_Problem to solve:_ Only one number is expected here, namely how many lines of the entries below hold the string "date".

++++ Data for processing ++++

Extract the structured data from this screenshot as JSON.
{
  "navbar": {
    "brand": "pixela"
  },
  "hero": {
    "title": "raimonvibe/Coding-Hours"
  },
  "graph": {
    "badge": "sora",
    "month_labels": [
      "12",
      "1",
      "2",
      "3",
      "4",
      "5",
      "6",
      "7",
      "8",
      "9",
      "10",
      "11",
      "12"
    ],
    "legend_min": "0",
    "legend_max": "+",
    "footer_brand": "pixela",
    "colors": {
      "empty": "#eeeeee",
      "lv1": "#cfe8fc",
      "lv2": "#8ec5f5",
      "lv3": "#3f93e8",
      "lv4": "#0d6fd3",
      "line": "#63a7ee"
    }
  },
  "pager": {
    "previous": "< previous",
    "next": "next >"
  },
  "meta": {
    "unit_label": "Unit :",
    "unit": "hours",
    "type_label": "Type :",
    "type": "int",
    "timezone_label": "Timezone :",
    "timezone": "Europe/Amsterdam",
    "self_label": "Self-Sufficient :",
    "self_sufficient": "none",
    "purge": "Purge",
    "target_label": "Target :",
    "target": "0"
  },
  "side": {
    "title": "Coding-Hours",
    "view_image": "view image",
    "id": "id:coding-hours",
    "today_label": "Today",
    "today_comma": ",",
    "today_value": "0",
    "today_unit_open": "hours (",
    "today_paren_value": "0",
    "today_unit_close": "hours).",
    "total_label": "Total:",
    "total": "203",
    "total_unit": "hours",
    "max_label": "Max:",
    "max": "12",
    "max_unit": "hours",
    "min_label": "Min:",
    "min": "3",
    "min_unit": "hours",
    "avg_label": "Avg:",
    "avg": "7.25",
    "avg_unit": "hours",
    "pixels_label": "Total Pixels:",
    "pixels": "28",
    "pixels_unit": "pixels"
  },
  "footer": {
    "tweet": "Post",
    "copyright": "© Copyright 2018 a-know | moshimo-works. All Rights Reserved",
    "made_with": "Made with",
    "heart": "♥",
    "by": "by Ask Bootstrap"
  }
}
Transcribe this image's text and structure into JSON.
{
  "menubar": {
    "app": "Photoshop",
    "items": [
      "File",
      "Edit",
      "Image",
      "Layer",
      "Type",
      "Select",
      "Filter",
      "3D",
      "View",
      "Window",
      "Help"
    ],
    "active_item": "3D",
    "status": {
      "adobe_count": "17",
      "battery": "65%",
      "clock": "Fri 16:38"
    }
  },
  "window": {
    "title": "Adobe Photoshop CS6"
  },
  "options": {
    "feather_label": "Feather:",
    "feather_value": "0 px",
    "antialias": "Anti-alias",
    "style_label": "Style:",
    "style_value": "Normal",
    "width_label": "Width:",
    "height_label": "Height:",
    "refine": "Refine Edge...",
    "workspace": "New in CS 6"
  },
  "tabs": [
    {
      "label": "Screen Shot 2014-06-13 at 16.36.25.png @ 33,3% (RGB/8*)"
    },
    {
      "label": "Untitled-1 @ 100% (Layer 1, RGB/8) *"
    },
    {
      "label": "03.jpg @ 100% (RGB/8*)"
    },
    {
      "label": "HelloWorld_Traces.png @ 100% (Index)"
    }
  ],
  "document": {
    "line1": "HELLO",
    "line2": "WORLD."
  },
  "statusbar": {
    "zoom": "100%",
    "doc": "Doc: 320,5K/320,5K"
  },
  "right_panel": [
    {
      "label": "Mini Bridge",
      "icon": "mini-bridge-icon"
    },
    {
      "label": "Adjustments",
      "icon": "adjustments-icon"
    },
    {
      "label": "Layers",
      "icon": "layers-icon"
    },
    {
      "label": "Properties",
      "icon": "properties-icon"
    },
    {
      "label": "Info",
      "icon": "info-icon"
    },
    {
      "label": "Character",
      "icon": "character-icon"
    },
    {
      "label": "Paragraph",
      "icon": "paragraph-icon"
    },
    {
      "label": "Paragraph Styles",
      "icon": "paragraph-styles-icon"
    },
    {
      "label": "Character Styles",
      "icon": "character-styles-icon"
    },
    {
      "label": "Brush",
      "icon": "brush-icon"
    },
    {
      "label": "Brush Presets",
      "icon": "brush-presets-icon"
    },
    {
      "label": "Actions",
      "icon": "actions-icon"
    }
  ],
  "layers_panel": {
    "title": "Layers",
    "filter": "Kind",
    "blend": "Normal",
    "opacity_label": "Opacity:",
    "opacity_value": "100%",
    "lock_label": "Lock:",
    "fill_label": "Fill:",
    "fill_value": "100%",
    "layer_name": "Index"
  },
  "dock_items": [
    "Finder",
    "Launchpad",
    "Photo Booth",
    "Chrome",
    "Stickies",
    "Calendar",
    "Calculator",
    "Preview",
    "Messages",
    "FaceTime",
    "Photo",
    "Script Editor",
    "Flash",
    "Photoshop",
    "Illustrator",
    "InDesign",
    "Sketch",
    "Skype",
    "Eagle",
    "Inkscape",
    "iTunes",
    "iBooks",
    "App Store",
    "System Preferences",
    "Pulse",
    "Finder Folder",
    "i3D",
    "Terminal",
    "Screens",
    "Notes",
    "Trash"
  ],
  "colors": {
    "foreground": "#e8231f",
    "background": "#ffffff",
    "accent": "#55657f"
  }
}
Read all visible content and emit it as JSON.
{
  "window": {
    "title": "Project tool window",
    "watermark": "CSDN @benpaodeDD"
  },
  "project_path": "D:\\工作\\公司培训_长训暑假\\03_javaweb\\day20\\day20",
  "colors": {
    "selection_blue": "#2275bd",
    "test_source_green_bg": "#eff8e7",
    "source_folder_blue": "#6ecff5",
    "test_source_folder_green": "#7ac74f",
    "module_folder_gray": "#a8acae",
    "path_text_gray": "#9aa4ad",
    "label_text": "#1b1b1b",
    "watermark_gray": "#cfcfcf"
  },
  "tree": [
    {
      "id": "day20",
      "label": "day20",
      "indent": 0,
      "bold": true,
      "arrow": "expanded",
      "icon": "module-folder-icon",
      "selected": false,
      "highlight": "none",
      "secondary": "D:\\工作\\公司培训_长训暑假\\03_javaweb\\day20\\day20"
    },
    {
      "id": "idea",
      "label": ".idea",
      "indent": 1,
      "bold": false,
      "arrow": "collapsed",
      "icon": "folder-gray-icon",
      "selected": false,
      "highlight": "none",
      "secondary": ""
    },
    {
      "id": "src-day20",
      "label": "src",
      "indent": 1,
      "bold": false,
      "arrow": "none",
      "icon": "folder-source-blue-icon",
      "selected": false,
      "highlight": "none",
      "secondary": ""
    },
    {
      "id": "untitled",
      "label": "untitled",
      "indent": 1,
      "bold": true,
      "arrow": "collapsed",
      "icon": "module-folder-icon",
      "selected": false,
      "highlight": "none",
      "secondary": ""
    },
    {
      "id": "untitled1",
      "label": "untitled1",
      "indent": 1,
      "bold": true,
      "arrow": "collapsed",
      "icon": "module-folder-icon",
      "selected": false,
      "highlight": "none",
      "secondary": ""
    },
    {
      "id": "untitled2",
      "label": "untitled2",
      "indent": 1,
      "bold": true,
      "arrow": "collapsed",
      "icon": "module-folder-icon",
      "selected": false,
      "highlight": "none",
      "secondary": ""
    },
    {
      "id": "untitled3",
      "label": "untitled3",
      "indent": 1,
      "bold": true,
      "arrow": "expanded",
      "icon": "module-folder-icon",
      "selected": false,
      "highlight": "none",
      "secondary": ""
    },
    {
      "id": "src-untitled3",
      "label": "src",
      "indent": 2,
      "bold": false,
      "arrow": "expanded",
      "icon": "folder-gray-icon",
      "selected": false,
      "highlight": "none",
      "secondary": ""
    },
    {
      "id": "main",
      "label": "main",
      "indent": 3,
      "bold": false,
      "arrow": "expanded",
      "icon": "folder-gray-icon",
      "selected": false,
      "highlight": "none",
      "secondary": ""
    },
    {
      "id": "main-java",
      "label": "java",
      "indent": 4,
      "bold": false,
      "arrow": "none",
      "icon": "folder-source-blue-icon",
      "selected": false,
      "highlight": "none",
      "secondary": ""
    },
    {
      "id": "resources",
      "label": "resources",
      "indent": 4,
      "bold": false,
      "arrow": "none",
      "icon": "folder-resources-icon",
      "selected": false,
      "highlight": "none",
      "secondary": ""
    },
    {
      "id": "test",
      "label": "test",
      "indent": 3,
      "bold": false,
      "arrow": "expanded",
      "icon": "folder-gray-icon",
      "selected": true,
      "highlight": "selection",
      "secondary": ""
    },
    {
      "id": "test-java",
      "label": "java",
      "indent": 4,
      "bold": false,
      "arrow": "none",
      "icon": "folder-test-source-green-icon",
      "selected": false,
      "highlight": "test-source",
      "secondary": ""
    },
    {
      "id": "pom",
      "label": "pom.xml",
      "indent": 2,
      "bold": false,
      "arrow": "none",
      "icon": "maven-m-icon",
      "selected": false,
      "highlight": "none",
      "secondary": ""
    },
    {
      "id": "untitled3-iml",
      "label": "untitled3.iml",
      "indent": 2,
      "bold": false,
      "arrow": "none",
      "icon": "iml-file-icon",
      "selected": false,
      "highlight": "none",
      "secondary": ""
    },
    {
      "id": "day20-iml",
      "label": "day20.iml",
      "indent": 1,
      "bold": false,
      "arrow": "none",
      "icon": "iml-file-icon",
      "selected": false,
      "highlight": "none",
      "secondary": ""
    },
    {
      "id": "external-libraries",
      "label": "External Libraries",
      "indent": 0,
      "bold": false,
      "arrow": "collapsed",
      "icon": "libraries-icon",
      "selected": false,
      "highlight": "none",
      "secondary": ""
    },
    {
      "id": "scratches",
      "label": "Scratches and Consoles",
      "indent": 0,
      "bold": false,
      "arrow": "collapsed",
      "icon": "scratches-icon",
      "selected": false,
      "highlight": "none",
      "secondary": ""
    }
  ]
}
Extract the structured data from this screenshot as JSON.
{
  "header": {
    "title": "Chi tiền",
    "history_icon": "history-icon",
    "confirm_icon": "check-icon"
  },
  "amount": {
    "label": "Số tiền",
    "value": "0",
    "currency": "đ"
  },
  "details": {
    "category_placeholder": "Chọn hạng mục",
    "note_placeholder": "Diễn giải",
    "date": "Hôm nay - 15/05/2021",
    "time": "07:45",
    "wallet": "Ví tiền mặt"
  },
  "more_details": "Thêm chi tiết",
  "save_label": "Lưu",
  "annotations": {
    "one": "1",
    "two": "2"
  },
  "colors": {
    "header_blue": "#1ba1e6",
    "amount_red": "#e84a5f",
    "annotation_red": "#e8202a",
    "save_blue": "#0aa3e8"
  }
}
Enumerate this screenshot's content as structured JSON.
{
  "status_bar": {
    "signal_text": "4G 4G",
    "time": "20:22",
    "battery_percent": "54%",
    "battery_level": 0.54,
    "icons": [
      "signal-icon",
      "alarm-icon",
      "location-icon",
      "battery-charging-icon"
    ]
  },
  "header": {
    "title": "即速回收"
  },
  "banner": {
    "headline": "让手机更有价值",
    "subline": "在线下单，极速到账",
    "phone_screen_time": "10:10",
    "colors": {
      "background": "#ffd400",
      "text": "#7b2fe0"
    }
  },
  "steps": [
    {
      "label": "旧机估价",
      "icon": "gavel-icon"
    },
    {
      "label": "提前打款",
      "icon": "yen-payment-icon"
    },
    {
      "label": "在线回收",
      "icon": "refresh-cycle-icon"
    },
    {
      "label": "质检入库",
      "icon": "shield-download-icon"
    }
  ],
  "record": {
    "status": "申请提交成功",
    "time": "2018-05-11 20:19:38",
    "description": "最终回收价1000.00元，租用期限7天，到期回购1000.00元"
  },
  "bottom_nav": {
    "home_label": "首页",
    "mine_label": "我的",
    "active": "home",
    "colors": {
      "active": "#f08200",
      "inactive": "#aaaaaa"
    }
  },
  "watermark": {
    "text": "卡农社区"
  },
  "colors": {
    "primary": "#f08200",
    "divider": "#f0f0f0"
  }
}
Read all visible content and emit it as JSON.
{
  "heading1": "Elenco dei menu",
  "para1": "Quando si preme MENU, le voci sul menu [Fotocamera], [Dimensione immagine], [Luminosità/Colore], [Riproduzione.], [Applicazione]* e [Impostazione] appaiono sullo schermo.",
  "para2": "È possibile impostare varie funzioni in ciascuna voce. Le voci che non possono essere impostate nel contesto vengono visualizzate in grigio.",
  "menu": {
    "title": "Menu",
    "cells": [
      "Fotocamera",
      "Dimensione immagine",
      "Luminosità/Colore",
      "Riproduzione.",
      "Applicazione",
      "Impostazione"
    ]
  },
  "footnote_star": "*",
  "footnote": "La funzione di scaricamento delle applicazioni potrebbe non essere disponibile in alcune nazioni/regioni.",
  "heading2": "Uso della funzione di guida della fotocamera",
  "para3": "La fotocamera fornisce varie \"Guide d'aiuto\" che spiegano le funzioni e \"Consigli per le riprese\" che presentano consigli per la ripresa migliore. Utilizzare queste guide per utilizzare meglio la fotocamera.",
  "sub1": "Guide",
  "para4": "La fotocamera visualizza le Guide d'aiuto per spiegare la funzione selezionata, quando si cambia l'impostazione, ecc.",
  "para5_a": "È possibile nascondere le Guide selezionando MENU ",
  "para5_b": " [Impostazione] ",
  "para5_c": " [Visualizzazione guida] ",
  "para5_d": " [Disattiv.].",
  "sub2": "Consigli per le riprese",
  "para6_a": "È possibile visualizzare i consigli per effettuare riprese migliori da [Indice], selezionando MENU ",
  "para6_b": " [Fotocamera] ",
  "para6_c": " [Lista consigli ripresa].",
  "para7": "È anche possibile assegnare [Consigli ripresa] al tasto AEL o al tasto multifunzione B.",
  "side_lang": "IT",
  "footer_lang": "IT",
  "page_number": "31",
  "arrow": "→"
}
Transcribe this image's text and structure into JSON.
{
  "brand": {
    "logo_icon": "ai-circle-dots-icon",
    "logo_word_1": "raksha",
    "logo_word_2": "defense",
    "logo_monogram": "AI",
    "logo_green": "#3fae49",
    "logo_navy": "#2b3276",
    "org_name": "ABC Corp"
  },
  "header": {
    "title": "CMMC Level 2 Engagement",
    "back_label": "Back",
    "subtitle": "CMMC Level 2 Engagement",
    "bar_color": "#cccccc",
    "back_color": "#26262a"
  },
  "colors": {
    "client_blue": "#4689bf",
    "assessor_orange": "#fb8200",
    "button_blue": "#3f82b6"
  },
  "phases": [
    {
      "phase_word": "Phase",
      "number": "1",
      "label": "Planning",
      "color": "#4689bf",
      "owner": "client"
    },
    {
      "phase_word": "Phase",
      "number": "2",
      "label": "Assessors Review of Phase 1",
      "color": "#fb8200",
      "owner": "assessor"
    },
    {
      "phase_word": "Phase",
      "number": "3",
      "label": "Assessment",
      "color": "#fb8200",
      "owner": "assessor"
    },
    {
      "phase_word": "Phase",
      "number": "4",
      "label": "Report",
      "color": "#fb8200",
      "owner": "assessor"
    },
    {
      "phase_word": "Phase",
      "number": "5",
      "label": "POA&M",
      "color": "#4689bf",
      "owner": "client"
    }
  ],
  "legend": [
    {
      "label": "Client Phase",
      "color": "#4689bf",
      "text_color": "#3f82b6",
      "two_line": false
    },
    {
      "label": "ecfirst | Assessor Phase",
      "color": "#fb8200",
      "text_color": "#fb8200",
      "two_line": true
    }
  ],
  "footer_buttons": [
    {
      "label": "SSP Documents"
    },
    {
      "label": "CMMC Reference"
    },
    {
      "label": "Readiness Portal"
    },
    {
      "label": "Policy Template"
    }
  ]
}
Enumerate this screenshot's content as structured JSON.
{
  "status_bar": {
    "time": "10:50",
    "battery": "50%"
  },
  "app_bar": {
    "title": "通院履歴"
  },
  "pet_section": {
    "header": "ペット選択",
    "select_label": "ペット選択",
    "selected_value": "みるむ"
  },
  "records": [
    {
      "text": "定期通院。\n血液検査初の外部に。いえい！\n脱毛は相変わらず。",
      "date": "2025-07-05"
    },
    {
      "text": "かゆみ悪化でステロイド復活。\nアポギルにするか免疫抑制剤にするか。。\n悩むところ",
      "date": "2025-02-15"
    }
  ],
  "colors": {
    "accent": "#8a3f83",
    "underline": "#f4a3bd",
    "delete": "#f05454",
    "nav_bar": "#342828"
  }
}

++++

_Completed task:_ 3